“I wanted to show at this saddle series because winning a saddle has been a long-term goal of mine,” said the daughter of Gregg and Shannon Cofield of Cartersville. “I’m most proud of the saddle because it reflects the work I’ve done to win it.”
 
Mrs. Cofield said she “couldn’t be more proud of Sawyer and Lucy,” whose registered name is She’s Got Zip.
 
“I remember the day Blake Carney, Sawyer’s trainer, at Carney Performance Horses asked her what she wanted to achieve and how he could help her get there,” she said. “Sawyer’s top priority was to compete for a saddle. Since that day late last year, Sawyer, Lucy and Blake have focused on being the best they could be in the pen. Sawyer has ridden three days per week and taken a lesson every week since they set this goal.”
 
4-H agent Allison Perkins said she, too, “couldn’t be more happy or prouder of Sawyer and Lucy’s accomplishments.”
 
“Sawyer has been working and training her horse at home and under the guidance and assistance of Blake Carney,” she said. “To work with your horse at home takes commitment and skill of the exhibitor.

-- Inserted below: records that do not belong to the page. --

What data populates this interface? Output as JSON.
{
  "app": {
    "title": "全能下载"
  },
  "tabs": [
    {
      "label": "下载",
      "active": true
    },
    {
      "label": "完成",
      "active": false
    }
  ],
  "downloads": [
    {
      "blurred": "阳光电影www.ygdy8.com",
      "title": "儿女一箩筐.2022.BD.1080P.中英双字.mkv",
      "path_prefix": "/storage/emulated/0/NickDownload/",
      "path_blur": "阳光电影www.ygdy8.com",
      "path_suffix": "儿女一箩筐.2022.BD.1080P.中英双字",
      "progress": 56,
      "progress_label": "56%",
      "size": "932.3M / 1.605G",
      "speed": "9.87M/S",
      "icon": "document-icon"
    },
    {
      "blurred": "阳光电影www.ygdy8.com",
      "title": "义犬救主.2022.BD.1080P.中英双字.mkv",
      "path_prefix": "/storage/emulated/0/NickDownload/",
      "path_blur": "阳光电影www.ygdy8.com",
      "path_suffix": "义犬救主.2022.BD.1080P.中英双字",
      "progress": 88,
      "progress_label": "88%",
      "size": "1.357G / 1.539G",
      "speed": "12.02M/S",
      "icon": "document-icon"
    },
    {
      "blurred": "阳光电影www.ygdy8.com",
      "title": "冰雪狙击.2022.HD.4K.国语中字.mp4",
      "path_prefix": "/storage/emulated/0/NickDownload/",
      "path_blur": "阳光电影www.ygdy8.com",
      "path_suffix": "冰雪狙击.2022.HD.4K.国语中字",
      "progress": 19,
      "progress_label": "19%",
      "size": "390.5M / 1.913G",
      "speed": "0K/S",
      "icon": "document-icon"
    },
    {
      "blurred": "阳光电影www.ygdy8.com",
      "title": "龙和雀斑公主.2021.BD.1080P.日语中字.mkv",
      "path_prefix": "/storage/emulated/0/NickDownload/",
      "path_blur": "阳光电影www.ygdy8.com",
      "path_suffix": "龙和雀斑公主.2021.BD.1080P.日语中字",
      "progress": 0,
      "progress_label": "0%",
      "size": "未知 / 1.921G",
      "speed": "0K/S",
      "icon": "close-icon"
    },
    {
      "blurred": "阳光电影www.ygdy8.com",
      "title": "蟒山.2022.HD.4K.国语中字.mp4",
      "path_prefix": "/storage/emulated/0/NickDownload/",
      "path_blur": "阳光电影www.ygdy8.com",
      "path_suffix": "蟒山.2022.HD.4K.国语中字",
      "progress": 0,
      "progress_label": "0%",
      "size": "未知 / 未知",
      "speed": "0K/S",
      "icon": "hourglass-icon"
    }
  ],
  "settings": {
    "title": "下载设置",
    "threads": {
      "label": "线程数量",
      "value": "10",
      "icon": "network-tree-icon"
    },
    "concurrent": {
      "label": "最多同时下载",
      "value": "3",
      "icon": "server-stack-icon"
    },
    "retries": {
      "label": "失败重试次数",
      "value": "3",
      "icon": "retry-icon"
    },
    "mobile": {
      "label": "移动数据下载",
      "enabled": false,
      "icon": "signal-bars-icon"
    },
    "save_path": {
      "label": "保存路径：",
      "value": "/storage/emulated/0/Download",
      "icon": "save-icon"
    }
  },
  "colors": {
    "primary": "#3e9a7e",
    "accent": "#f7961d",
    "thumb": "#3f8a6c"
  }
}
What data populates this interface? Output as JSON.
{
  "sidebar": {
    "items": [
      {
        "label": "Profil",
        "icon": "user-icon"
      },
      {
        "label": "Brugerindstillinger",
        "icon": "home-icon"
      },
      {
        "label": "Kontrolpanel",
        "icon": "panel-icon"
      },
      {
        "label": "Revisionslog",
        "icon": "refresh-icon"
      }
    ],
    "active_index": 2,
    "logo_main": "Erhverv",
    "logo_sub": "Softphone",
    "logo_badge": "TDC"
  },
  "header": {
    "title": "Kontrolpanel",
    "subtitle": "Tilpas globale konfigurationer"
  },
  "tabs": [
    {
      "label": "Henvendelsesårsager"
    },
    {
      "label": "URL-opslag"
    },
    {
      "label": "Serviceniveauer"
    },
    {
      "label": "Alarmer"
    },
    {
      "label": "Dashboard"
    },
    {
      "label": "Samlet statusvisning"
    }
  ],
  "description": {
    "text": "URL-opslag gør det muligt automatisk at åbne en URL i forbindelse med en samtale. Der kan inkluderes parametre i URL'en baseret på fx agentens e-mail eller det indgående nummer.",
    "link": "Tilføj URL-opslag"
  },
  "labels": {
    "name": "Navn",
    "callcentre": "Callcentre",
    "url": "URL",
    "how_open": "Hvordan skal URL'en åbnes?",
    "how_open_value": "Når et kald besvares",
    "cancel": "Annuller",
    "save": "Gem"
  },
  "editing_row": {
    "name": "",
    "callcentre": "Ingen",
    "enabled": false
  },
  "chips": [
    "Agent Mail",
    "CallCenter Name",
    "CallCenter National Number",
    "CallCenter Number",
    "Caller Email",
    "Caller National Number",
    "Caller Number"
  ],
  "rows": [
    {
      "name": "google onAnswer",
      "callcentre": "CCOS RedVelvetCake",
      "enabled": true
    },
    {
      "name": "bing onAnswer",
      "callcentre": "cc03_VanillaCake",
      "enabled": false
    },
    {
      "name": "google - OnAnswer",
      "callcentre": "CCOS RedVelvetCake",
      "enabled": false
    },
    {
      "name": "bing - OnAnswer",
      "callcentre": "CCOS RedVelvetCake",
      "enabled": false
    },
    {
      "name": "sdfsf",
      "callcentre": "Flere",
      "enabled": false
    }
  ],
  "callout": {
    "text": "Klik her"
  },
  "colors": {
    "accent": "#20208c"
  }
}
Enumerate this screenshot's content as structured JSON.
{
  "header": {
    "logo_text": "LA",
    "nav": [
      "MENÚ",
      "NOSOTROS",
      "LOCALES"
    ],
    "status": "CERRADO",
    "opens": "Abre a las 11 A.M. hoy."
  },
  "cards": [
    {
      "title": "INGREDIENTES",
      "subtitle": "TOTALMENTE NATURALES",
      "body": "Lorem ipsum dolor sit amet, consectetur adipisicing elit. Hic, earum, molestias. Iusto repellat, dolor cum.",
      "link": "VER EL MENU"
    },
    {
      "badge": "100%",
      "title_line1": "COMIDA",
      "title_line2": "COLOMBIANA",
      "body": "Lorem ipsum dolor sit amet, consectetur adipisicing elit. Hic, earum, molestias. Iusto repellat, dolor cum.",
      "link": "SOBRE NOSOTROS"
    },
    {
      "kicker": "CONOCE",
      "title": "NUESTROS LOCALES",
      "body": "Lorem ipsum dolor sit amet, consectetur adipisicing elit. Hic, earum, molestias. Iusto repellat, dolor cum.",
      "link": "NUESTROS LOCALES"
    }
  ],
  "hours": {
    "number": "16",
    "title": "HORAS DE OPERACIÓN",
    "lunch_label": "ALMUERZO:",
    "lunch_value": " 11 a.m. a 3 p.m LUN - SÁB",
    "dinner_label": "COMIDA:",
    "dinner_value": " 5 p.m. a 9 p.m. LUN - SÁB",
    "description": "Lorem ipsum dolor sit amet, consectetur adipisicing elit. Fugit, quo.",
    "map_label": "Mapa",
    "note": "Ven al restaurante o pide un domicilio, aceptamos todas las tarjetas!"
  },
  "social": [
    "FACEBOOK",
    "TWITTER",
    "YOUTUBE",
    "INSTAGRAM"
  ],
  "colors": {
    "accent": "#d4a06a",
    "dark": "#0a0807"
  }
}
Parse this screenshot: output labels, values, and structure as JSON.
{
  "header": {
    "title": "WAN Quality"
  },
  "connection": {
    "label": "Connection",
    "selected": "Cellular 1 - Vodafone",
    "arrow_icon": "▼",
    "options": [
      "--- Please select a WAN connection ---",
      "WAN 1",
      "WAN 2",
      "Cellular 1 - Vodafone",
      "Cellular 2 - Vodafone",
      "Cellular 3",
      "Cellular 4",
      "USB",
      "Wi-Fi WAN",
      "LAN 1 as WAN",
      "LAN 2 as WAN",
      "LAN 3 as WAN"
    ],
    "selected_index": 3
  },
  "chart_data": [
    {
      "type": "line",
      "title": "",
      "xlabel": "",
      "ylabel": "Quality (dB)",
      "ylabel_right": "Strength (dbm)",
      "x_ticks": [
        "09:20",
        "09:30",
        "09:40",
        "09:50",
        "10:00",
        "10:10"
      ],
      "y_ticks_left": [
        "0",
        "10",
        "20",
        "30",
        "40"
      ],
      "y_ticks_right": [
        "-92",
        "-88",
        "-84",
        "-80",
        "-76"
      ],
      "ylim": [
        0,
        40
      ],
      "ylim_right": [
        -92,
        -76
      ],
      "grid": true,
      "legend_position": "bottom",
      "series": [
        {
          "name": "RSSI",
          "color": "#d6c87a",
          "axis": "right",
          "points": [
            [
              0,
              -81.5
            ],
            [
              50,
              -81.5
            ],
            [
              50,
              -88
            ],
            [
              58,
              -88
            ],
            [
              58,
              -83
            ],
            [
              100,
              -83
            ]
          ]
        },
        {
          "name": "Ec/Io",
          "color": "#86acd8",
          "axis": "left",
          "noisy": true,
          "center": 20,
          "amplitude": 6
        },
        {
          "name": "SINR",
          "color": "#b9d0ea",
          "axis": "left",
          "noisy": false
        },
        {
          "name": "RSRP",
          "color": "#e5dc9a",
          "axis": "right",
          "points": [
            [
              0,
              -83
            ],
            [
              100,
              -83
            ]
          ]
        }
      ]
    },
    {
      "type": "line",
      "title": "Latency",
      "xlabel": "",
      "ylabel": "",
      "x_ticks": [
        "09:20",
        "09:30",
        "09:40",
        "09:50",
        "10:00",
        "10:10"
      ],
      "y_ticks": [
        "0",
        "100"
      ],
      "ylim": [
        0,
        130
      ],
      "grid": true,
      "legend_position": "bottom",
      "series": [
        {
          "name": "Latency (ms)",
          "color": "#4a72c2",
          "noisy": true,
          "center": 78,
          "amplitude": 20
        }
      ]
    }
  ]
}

With the guidance of Blake, she was able to have a successful show season.”
 
During the series of three horse shows, Sawyer and her Paint Bay participated in six of the eight 4-H classes at each show for a total of 18 classes.
 
“Each day, awards were given for Daily High Point, which Sawyer received in the 4-H division at all three shows,” Perkins said. “At the last show, Series Champions were awarded for each class — belt buckles. Sawyer and Lucy were Series Champions in 4-H Showmanship, 4-H Hunter Under Saddle, 4-H Equitation, 4-H Trail and 4-H Western Pleasure – five of the six classes in the 4-H division. The Series High Point award was a saddle, which Sawyer won in the 4-H division.”
 
The young equestrian, who attends Woodland High School and the Bartow County College and Career Academy, said it “felt amazing hearing my name called for first place” for the series.
 
“I couldn’t have done it without all the love and support from my family and friends at Carney Performance Horses,” she said.
 
Perkins said she thinks it’s “wonderful that GQHA is supportive of 4-H and offers 4-H classes during their shows.”
 
“This was really exciting,” she said. “I have not had a 4-H’er achieve this level of success in association shows in their 4-H classes.”
 
Two other aspects of the competition made the victory even sweeter for the Cofields.
 
“This accomplishment is extra-special because Lucy is 20 years old, and we plan to retire her after our championship show in Perry, Georgia, on Labor Day weekend,” Mrs. Cofield said. “It’s also neat to win the 4-H class because both our daughters [Sawyer and Greer] have benefited from Bartow County 4-H, and we believe in what 4-H represents.”
 
Sawyer, who rides daily or every other day to “ensure that my horses and I can perform to the best of our ability,” said her favorite show class is also her toughest — trail.
 
“My favorite class is trail because it’s exciting to learn all the patterns and be able to show off all kinds of difficult skills,” she said. “The hardest class for me is also trail because some of the obstacles are tough to do correctly.”
 
Living in Cartersville all her life, Sawyer said her family has “always owned horses,” but she began taking lessons and showing when she was 5.
 
“My parents met about 30 years ago at a horse boarding facility in Smyrna, Georgia, so the love of horses is in my blood,” she said, noting she got Lucy when she was 9. “My mom laid out a list of sports such as soccer, softball, piano, dance, etc., and I chose horseback riding.”